October 15, 2003

Kroger Employees Take Stand for Fairness

CHARLESTON, W. VA. – Poised to walk off the job at 10 o’clock this evening, 3,300 Kroger workers in West Virginia, Ohio and Kentucky vowed to stay out until the company agrees to provide decent health care benefits.

“This is not an issue of a company struggling to survive in a poor economy,” UFCW Local 400 President Jim Lowthers said. “This is an issue of corporate greed surging ahead at the expense of hard-working employees.”

Kroger earned $2.5 billion dollars over the past several years and has $562 million in profits so far this year. Yet it is underfunding employee benefit plans, refusing to provide adequate health care. This basic unfairness is why members of Local 400 voted to strike after weeks of unsuccessful negotiations, Lowthers said.

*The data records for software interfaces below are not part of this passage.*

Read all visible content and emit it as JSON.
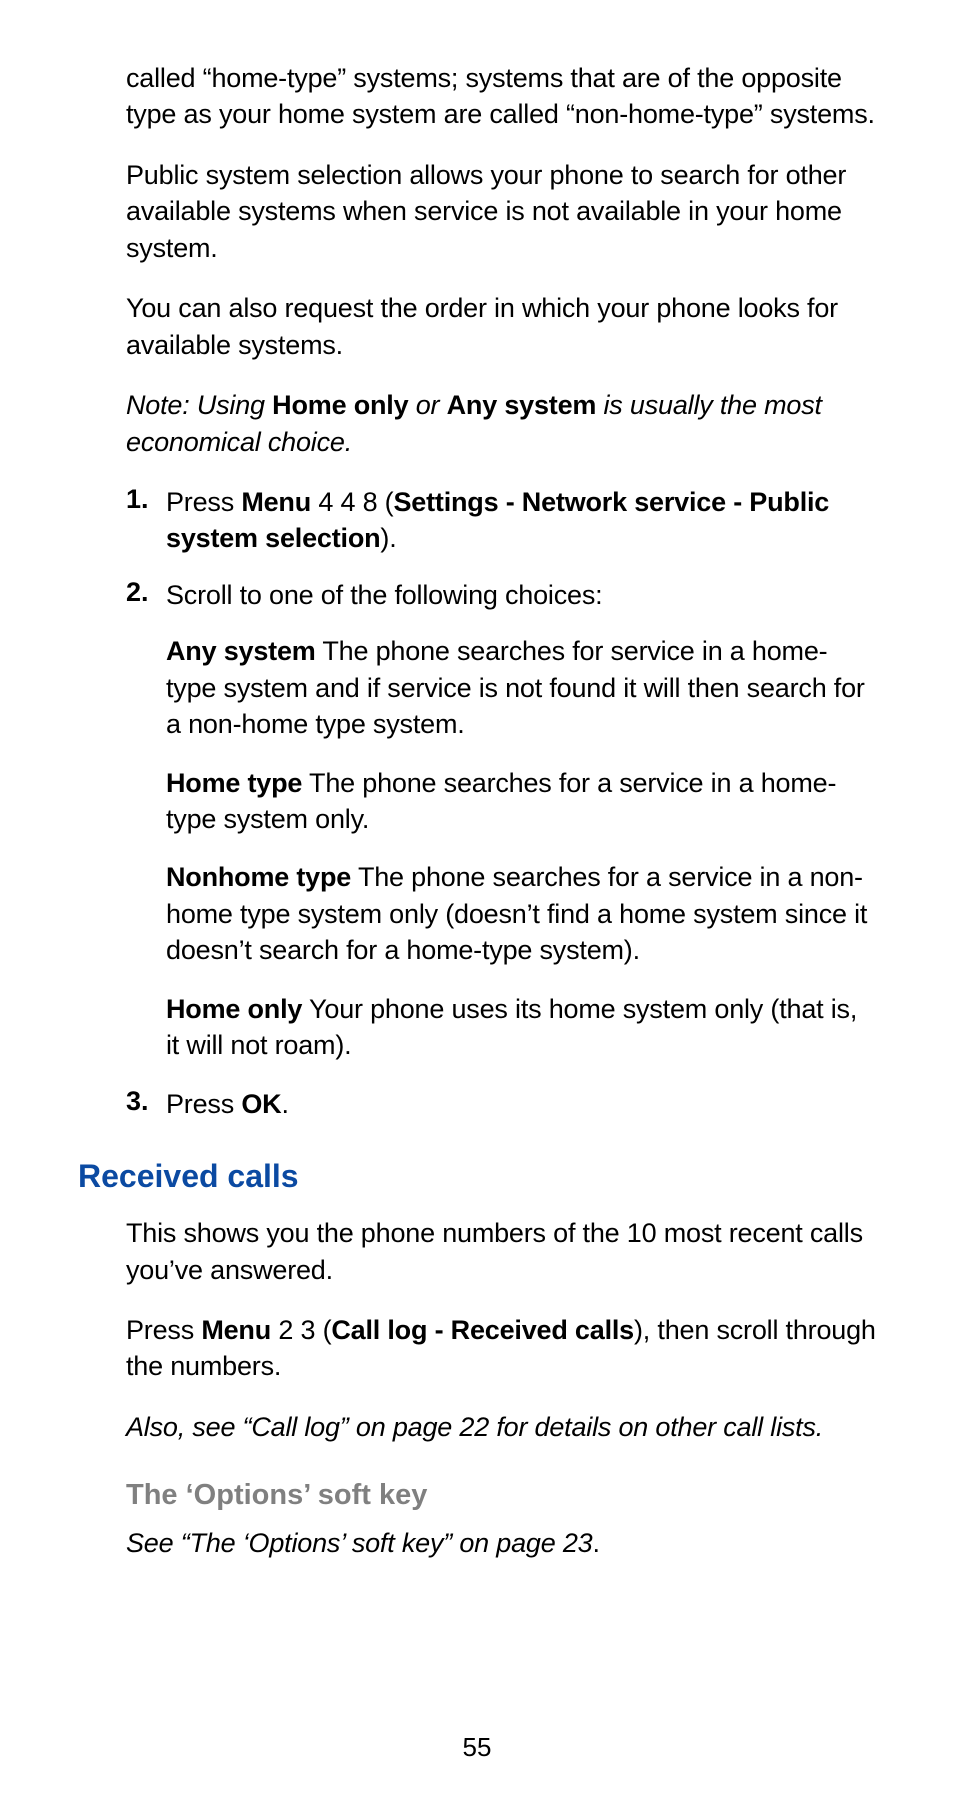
{
  "para1": "called “home-type” systems; systems that are of the opposite type as your home system are called “non-home-type” systems.",
  "para2": "Public system selection allows your phone to search for other available systems when service is not available in your home system.",
  "para3": "You can also request the order in which your phone looks for available systems.",
  "note": {
    "pre": "Note: Using ",
    "b1": "Home only",
    "mid": " or ",
    "b2": "Any system",
    "post": " is usually the most economical choice."
  },
  "steps": {
    "n1": "1.",
    "s1": {
      "a": "Press ",
      "menu": "Menu",
      "b": " 4 4 8 (",
      "path": "Settings - Network service - Public system selection",
      "c": ")."
    },
    "n2": "2.",
    "s2": "Scroll to one of the following choices:",
    "opts": {
      "any": {
        "label": "Any system",
        "text": " The phone searches for service in a home-type system and if service is not found it will then search for a non-home type system."
      },
      "ht": {
        "label": "Home type",
        "text": " The phone searches for a service in a home-type system only."
      },
      "nht": {
        "label": "Nonhome type",
        "text": " The phone searches for a service in a non-home type system only (doesn’t find a home system since it doesn’t search for a home-type system)."
      },
      "ho": {
        "label": "Home only",
        "text": " Your phone uses its home system only (that is, it will not roam)."
      }
    },
    "n3": "3.",
    "s3": {
      "a": "Press ",
      "ok": "OK",
      "b": "."
    }
  },
  "section_received": "Received calls",
  "rec_para": "This shows you the phone numbers of the 10 most recent calls you’ve answered.",
  "rec_step": {
    "a": "Press ",
    "menu": "Menu",
    "b": " 2 3 (",
    "path": "Call log - Received calls",
    "c": "), then scroll through the numbers."
  },
  "also_see": "Also, see “Call log” on page 22 for details on other call lists.",
  "subsection_options": "The ‘Options’ soft key",
  "options_ref_italic": "See “The ‘Options’ soft key” on page 23",
  "options_ref_dot": ".",
  "page_number": "55"
}
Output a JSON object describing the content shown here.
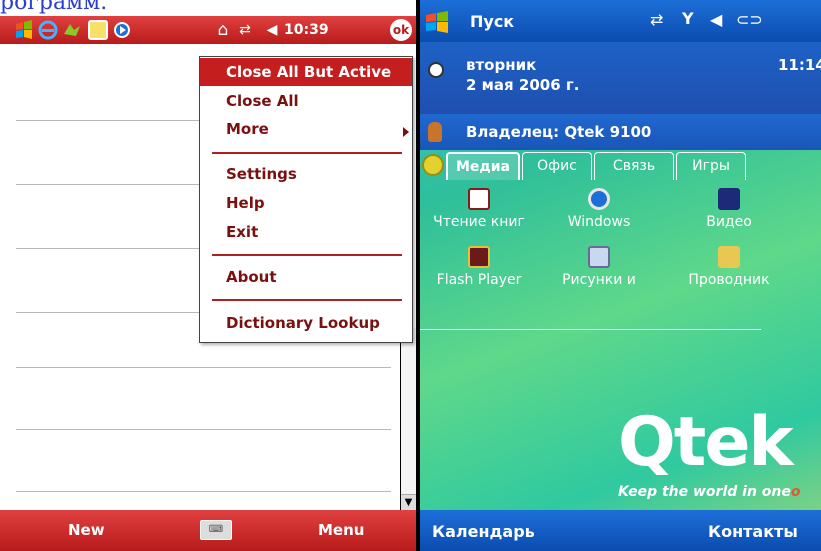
{
  "page_caption": "рограмм.",
  "left_device": {
    "status_bar": {
      "time": "10:39",
      "ok_label": "ok",
      "icons": [
        "windows-start-icon",
        "internet-explorer-icon",
        "mail-icon",
        "notes-icon",
        "media-player-icon",
        "home-icon",
        "sync-icon",
        "volume-icon"
      ]
    },
    "context_menu": {
      "items": [
        {
          "label": "Close All But Active"
        },
        {
          "label": "Close All"
        },
        {
          "label": "More"
        },
        {
          "label": "Settings"
        },
        {
          "label": "Help"
        },
        {
          "label": "Exit"
        },
        {
          "label": "About"
        },
        {
          "label": "Dictionary Lookup"
        }
      ]
    },
    "bottom_bar": {
      "left_softkey": "New",
      "right_softkey": "Menu"
    },
    "colors": {
      "accent": "#c41e1e",
      "menu_text": "#7a1010"
    }
  },
  "right_device": {
    "status_bar": {
      "start_label": "Пуск"
    },
    "today": {
      "weekday": "вторник",
      "date": "2 мая 2006 г.",
      "time": "11:14",
      "owner": "Владелец: Qtek 9100"
    },
    "tabs": [
      {
        "label": "Медиа"
      },
      {
        "label": "Офис"
      },
      {
        "label": "Связь"
      },
      {
        "label": "Игры"
      }
    ],
    "apps": [
      {
        "label": "Чтение книг",
        "icon": "book-reader-icon"
      },
      {
        "label": "Windows",
        "icon": "windows-media-icon"
      },
      {
        "label": "Видео",
        "icon": "video-icon"
      },
      {
        "label": "Flash Player",
        "icon": "flash-player-icon"
      },
      {
        "label": "Рисунки и",
        "icon": "pictures-icon"
      },
      {
        "label": "Проводник",
        "icon": "explorer-folder-icon"
      }
    ],
    "brand": {
      "logo": "Qtek",
      "slogan": "Keep the world in one",
      "slogan_mark": "o"
    },
    "bottom_bar": {
      "left_softkey": "Календарь",
      "right_softkey": "Контакты"
    },
    "colors": {
      "bar_blue": "#1d6fd8",
      "background_green": "#2fbf9a"
    }
  }
}
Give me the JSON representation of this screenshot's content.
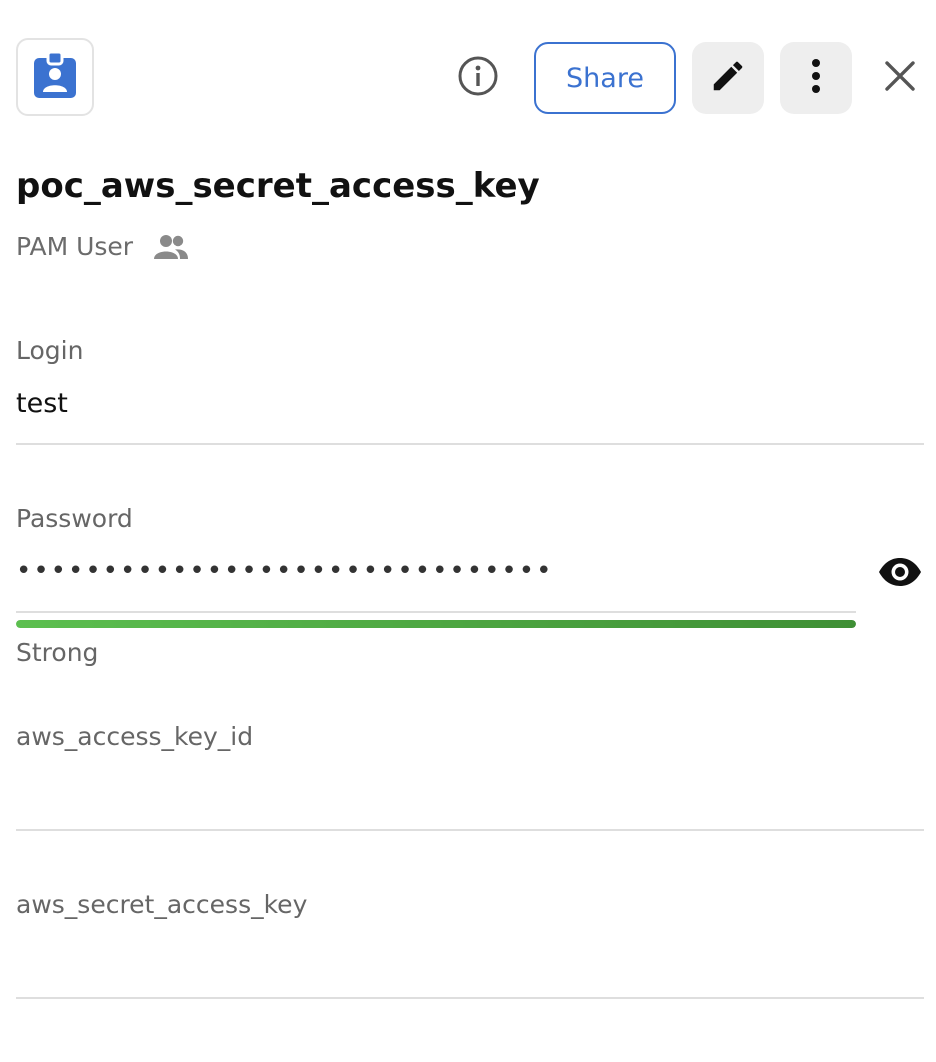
{
  "header": {
    "app_icon": "badge-person-icon",
    "info_icon": "info-icon",
    "share_label": "Share",
    "edit_icon": "pencil-icon",
    "more_icon": "more-vertical-icon",
    "close_icon": "close-icon",
    "accent_color": "#3b72d0"
  },
  "record": {
    "title": "poc_aws_secret_access_key",
    "type": "PAM User",
    "shared_icon": "people-icon"
  },
  "fields": {
    "login": {
      "label": "Login",
      "value": "test"
    },
    "password": {
      "label": "Password",
      "masked_value": "•••••••••••••••••••••••••••••••",
      "reveal_icon": "eye-icon",
      "strength_label": "Strong",
      "strength_fraction": 1.0,
      "strength_color": "#4caf50"
    },
    "aws_access_key_id": {
      "label": "aws_access_key_id",
      "value": ""
    },
    "aws_secret_access_key": {
      "label": "aws_secret_access_key",
      "value": ""
    }
  }
}
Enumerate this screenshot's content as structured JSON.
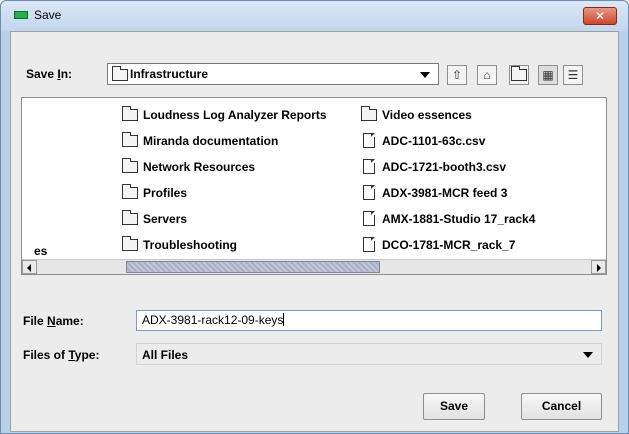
{
  "window": {
    "title": "Save",
    "close_symbol": "✕"
  },
  "save_in": {
    "label_prefix": "Save ",
    "label_mnemonic": "I",
    "label_suffix": "n:",
    "value": "Infrastructure"
  },
  "toolbar": {
    "icons": [
      "up-one-level-icon",
      "home-icon",
      "new-folder-icon",
      "list-view-icon",
      "details-view-icon"
    ]
  },
  "file_list": {
    "partial_entry": "es",
    "folders": [
      "Loudness Log Analyzer Reports",
      "Miranda documentation",
      "Network Resources",
      "Profiles",
      "Servers",
      "Troubleshooting"
    ],
    "column2": [
      {
        "name": "Video essences",
        "kind": "folder"
      },
      {
        "name": "ADC-1101-63c.csv",
        "kind": "file"
      },
      {
        "name": "ADC-1721-booth3.csv",
        "kind": "file"
      },
      {
        "name": "ADX-3981-MCR feed 3",
        "kind": "file"
      },
      {
        "name": "AMX-1881-Studio 17_rack4",
        "kind": "file"
      },
      {
        "name": "DCO-1781-MCR_rack_7",
        "kind": "file"
      }
    ]
  },
  "file_name": {
    "label_prefix": "File ",
    "label_mnemonic": "N",
    "label_suffix": "ame:",
    "value": "ADX-3981-rack12-09-keys"
  },
  "file_type": {
    "label_prefix": "Files of ",
    "label_mnemonic": "T",
    "label_suffix": "ype:",
    "value": "All Files"
  },
  "buttons": {
    "save": "Save",
    "cancel": "Cancel"
  }
}
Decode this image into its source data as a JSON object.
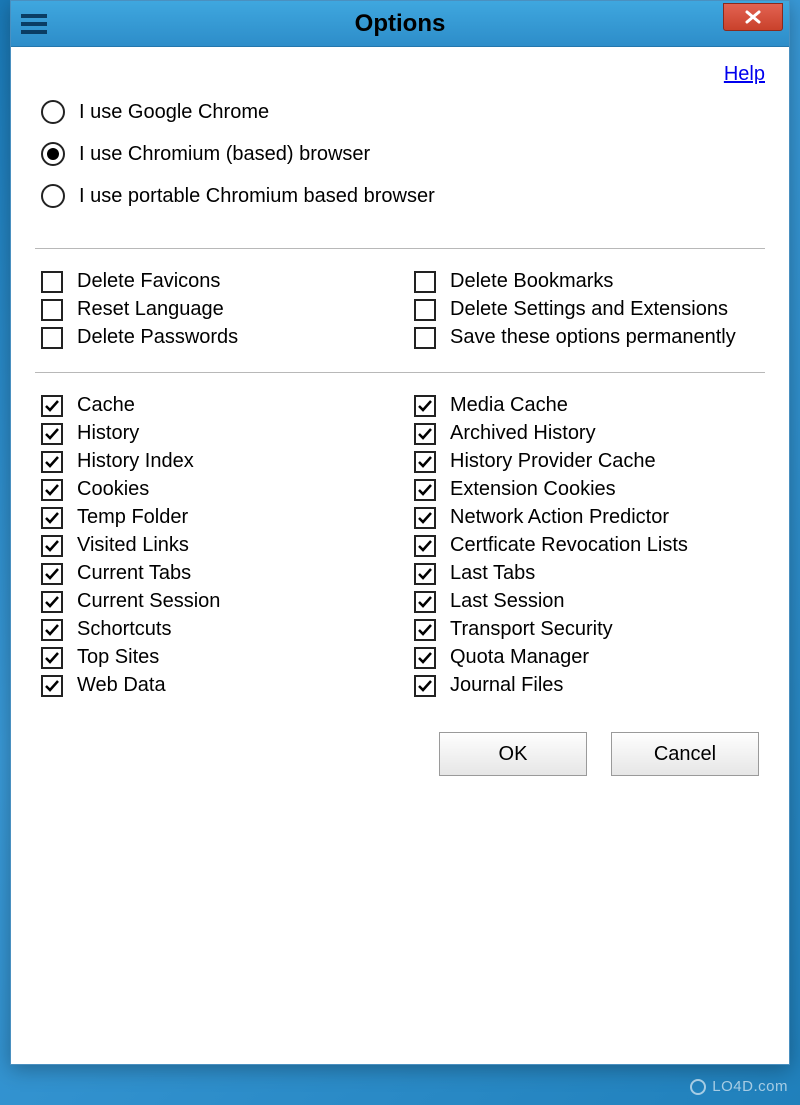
{
  "window": {
    "title": "Options"
  },
  "help_link": "Help",
  "browser_choice": {
    "options": [
      {
        "id": "chrome",
        "label": "I use Google Chrome",
        "selected": false
      },
      {
        "id": "chromium",
        "label": "I use Chromium (based) browser",
        "selected": true
      },
      {
        "id": "portable",
        "label": "I use portable Chromium based browser",
        "selected": false
      }
    ]
  },
  "delete_options": {
    "left": [
      {
        "id": "favicons",
        "label": "Delete Favicons",
        "checked": false
      },
      {
        "id": "language",
        "label": "Reset Language",
        "checked": false
      },
      {
        "id": "passwords",
        "label": "Delete Passwords",
        "checked": false
      }
    ],
    "right": [
      {
        "id": "bookmarks",
        "label": "Delete Bookmarks",
        "checked": false
      },
      {
        "id": "settings_ext",
        "label": "Delete Settings and Extensions",
        "checked": false
      },
      {
        "id": "save_perm",
        "label": "Save these options permanently",
        "checked": false
      }
    ]
  },
  "data_items": {
    "left": [
      {
        "id": "cache",
        "label": "Cache",
        "checked": true
      },
      {
        "id": "history",
        "label": "History",
        "checked": true
      },
      {
        "id": "history_index",
        "label": "History Index",
        "checked": true
      },
      {
        "id": "cookies",
        "label": "Cookies",
        "checked": true
      },
      {
        "id": "temp_folder",
        "label": "Temp Folder",
        "checked": true
      },
      {
        "id": "visited_links",
        "label": "Visited Links",
        "checked": true
      },
      {
        "id": "current_tabs",
        "label": "Current Tabs",
        "checked": true
      },
      {
        "id": "current_session",
        "label": "Current Session",
        "checked": true
      },
      {
        "id": "shortcuts",
        "label": "Schortcuts",
        "checked": true
      },
      {
        "id": "top_sites",
        "label": "Top Sites",
        "checked": true
      },
      {
        "id": "web_data",
        "label": "Web Data",
        "checked": true
      }
    ],
    "right": [
      {
        "id": "media_cache",
        "label": "Media Cache",
        "checked": true
      },
      {
        "id": "archived_history",
        "label": "Archived History",
        "checked": true
      },
      {
        "id": "history_provider_cache",
        "label": "History Provider Cache",
        "checked": true
      },
      {
        "id": "extension_cookies",
        "label": "Extension Cookies",
        "checked": true
      },
      {
        "id": "network_action_predictor",
        "label": "Network Action Predictor",
        "checked": true
      },
      {
        "id": "cert_revocation",
        "label": "Certficate Revocation Lists",
        "checked": true
      },
      {
        "id": "last_tabs",
        "label": "Last Tabs",
        "checked": true
      },
      {
        "id": "last_session",
        "label": "Last Session",
        "checked": true
      },
      {
        "id": "transport_security",
        "label": "Transport Security",
        "checked": true
      },
      {
        "id": "quota_manager",
        "label": "Quota Manager",
        "checked": true
      },
      {
        "id": "journal_files",
        "label": "Journal Files",
        "checked": true
      }
    ]
  },
  "buttons": {
    "ok": "OK",
    "cancel": "Cancel"
  },
  "watermark": "LO4D.com"
}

“Kroger’s policy apparently is ‘Billions for Profits, No Benefits for People,’” he said. “This policy hurts every community in the tri-state area, not just Kroger employees. If Kroger gets away with this, other employers will try it. We’re standing up for working families and demanding justice.”

Workers are confronting Kroger and other employee-pinching grocery chains nationwide. In California, 70,000 workers have walked off the job at Kroger’s Ralph’s stores, Safeway’s Vons stores and Albertsons, citing unacceptable health care packages. Another 10,000 Shop ‘N Save, Schnucks and Dierbergs workers in St. Louis are striking over pay and health care issues.

“Our members are trying to take care of their families,” Lowthers said. “Kroger is telling its employees that it will not provide the benefits to do that.”

Kroger stores affected include stores throughout West Virginia, Ashland, Kentucky, and Marietta, Ohio.

Click here to view a copy of a UFCW newspaper ad.


Additional press contact: Nelson Graham, 304-346-9679

The United Food and Commercial Workers Local 400 represents more than 40,000 workers in West Virginia, Virginia, Maryland, Ohio, Tennessee and the District of Columbia. The members work in industries ranging from meat processing plants and retail and grocery stores to nursing homes.